Thomas was born of a moderately well to do family whose parents were Landulf d’Aquino and his wife, Theodora. Landulf’s brother, Sinibald, was the abbot of the Benedictine monastery at Monte Cassino. According to tradition, the younger son of a southern Italian noble family would dedicate himself to the clergy while the older brothers would join the military. To ready him for his career, the parents sent Thomas to a school attached to the monastery.where he excelled in his studies. By the time he was fourteen, the Emperor Ferdinand had established a school in Naples where Thomas went next. Here he learned about Aristotle and Greek philosophy. At that time, the intellectually-inclined Dominicans were just being established and he met men who influenced his thinking. At the age of 19, Thomas went through a ceremony to become a novice of the order.
His mother, Theodora, was not pleased with his independent action. The Dominicans realized this and decided to get him to Paris. However, the family had horsemen who overcame the little troupe walking to Rome and kidnapped Thomas.

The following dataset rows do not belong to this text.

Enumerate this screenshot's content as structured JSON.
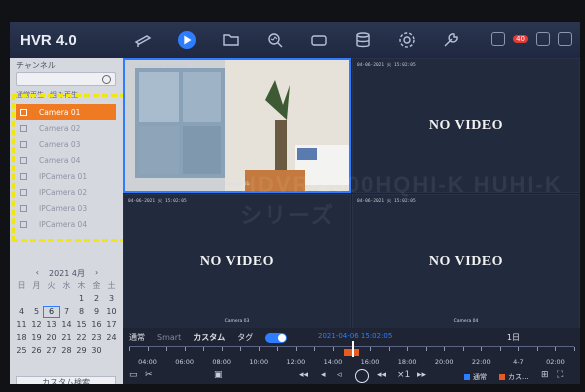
{
  "app": {
    "brand": "HVR 4.0"
  },
  "topnav": {
    "items": [
      {
        "name": "live-view-icon"
      },
      {
        "name": "playback-icon",
        "active": true
      },
      {
        "name": "file-manager-icon"
      },
      {
        "name": "search-icon"
      },
      {
        "name": "camera-icon"
      },
      {
        "name": "storage-icon"
      },
      {
        "name": "settings-icon"
      },
      {
        "name": "maintenance-icon"
      }
    ],
    "badge": "40"
  },
  "sidebar": {
    "header": "チャンネル",
    "tabs": [
      "通常再生",
      "組み再生"
    ],
    "channels": [
      {
        "label": "Camera 01",
        "selected": true
      },
      {
        "label": "Camera 02"
      },
      {
        "label": "Camera 03"
      },
      {
        "label": "Camera 04"
      },
      {
        "label": "IPCamera 01"
      },
      {
        "label": "IPCamera 02"
      },
      {
        "label": "IPCamera 03"
      },
      {
        "label": "IPCamera 04"
      }
    ]
  },
  "calendar": {
    "month": "2021 4月",
    "weekdays": [
      "日",
      "月",
      "火",
      "水",
      "木",
      "金",
      "土"
    ],
    "days": [
      "",
      "",
      "",
      "",
      "1",
      "2",
      "3",
      "4",
      "5",
      "6",
      "7",
      "8",
      "9",
      "10",
      "11",
      "12",
      "13",
      "14",
      "15",
      "16",
      "17",
      "18",
      "19",
      "20",
      "21",
      "22",
      "23",
      "24",
      "25",
      "26",
      "27",
      "28",
      "29",
      "30",
      ""
    ],
    "today": "6",
    "custom_search_label": "カスタム検索"
  },
  "video": {
    "tiles": [
      {
        "timestamp": "04-06-2021 火 15:02:05",
        "live": true,
        "camera_label": "Camera 01"
      },
      {
        "timestamp": "04-06-2021 火 15:02:05",
        "no_video_text": "NO VIDEO",
        "camera_label": ""
      },
      {
        "timestamp": "04-06-2021 火 15:02:05",
        "no_video_text": "NO VIDEO",
        "camera_label": "Camera 03"
      },
      {
        "timestamp": "04-06-2021 火 15:02:05",
        "no_video_text": "NO VIDEO",
        "camera_label": "Camera 04"
      }
    ],
    "watermark": "HDVR 2000HQHI-K HUHI-Kシリーズ"
  },
  "playback": {
    "mode_normal": "通常",
    "mode_smart": "Smart",
    "mode_custom": "カスタム",
    "mode_tag": "タグ",
    "current_time": "2021-04-06 15:02:05",
    "day_label": "1日",
    "time_labels": [
      "04:00",
      "06:00",
      "08:00",
      "10:00",
      "12:00",
      "14:00",
      "16:00",
      "18:00",
      "20:00",
      "22:00",
      "4-7",
      "02:00"
    ],
    "segment_start_hour": 14.6,
    "segment_end_hour": 15.4,
    "cursor_hour": 15.03,
    "legend_normal": "通常",
    "legend_event": "カス..."
  }
}
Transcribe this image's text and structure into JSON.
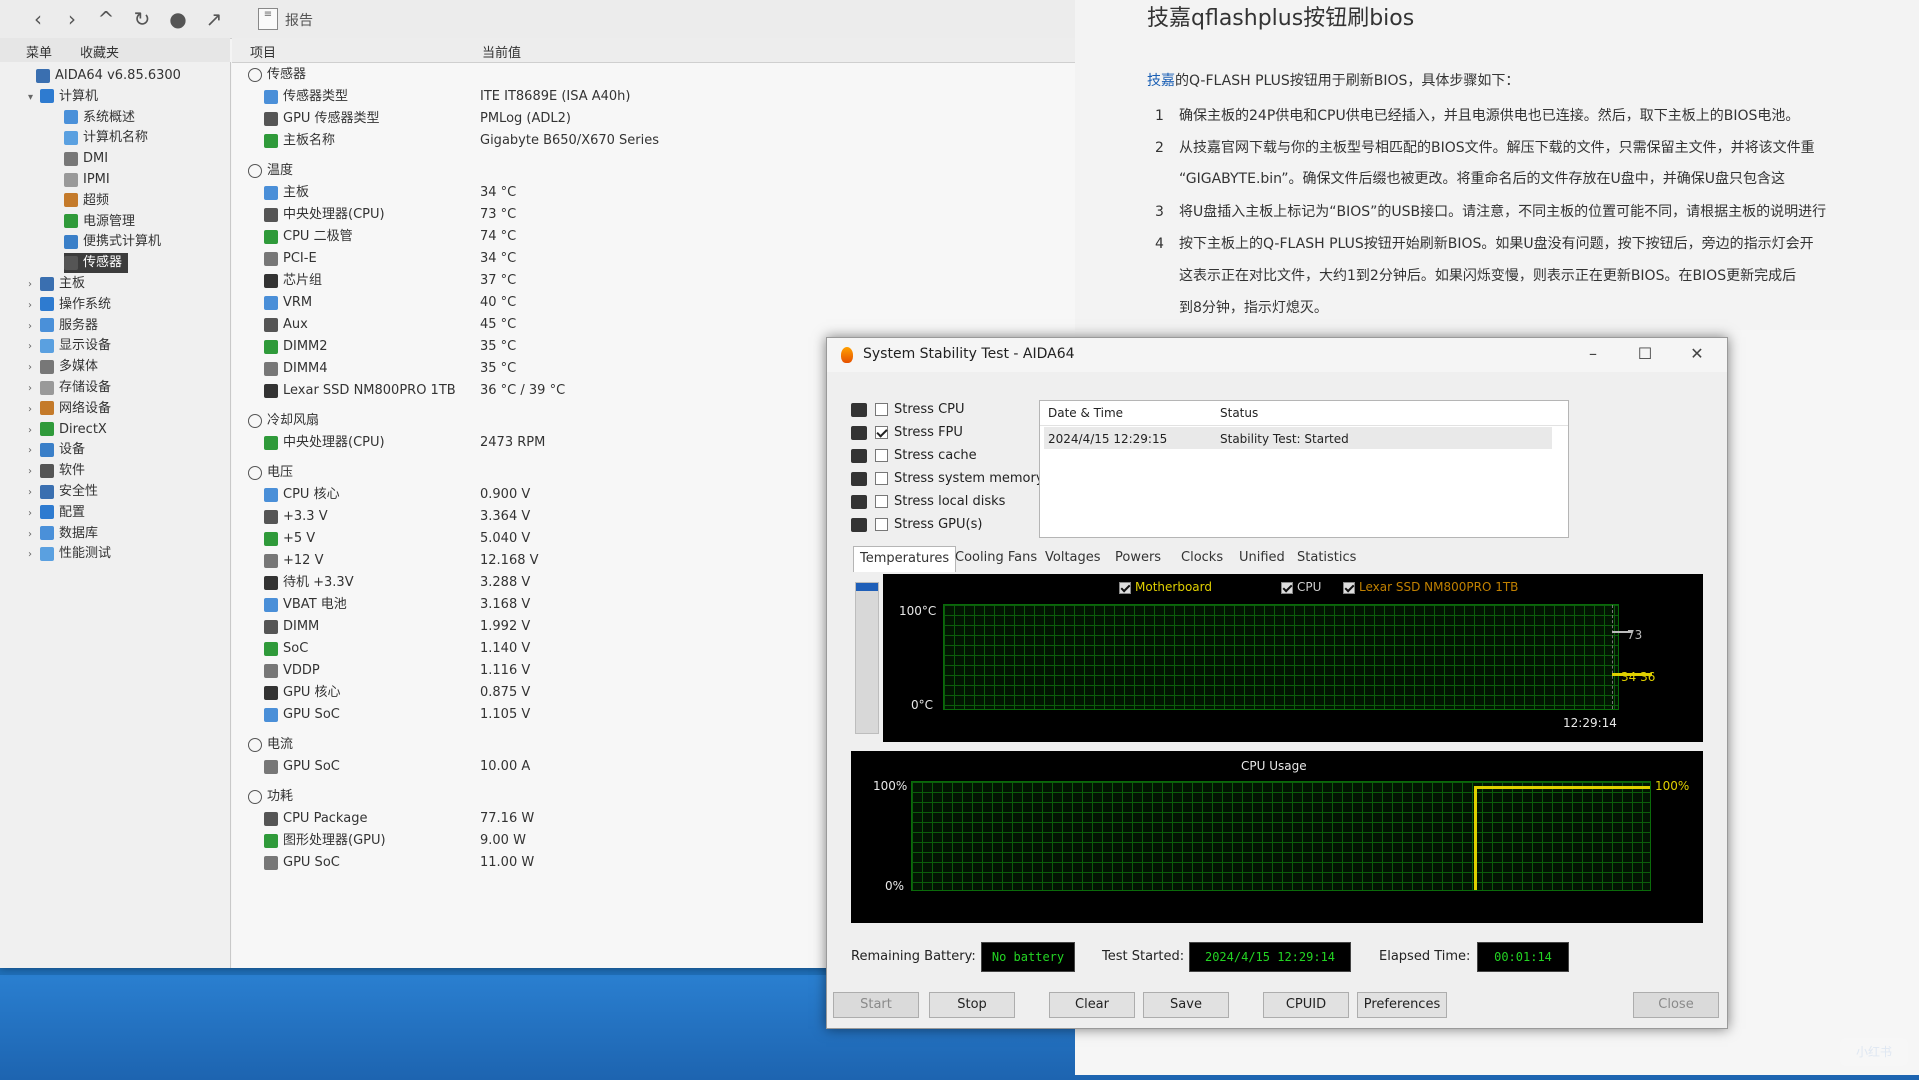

He was brought back to the family castle at Roccasecca where he was kept locked for over a year. During that time, he was allowed books and visits from his sisters. So, he taught them philosophy and reason. After a while they chose to take their brother’s side in the dispute. Eventually, Theodora realized she could not contain her son forever, so she allowed him to “escape” at night to save the family name.
He joined his fellow Dominicans and made his way to Paris where he studied, becoming a disciple of Albertus Magnus, a great Dominican professor, even following him to the University of Cologne, where he became an apprentice professor. There he wrote several commentaries on Old Testament books. In 1252, Thomas returned to Paris to work on his Master’s degree. In addition to all his writings required for his degree, he worked as an apprentice professor teaching the Bible and writing his work “On Essence and Being” as well as a detailed commentary on Peter Lombard’s Sentences.
In 1256, he was appointed regent master at the university and wrote numerous works which would form the basis of thought for his Summa. In 1259, he left the university to give other Dominicans a chance to get similar training. He moved to Naples where he became the general preacher of the province, formally in 1260. Within a year he was moved to Orvieto to become the conventual lector. While there, he completed his Summa Contra Gentiles and several other written works. And when the pope asked him to write music and liturgical works for a feast day, he did that, too.
When Pope jClement IV was elected, Thomas was called to become the papal theologian. At the same time he was named lector for new friars at the school at Santa Sabina. He wrote his Summa Theologica for this population of students.
In 1268, Thomas was called back to Paris to do three more years of professorship. It was much more difficult for him this time. The Franciscans were not pleased with his referenced to the Greeks and continually disputed with him. After three long years, Thomas left Paris to open schools where ever he please.
Within a little over a year, on December 6, 1273, Thomas was seen to meditate and levitate. He was never the same after that. He could not or would nto write any longer and he would not explain himself, not even write that this ever occurred. However, the pope asked him to come to preach at the Council of Lyons in the spring of 1274. An accident, causing some brain damage, occurred on the way. Although he seemed to rally, he died in a Cistercian abbey while delivering a talk on the Song of Songs, March 7, 1274.
Saint Thomas, patron of theologians, we pray for more vocations!
“I am receiving thee, Prince of my soul’s redemption: all my studies, my vigils and my labours have been for love of thee.”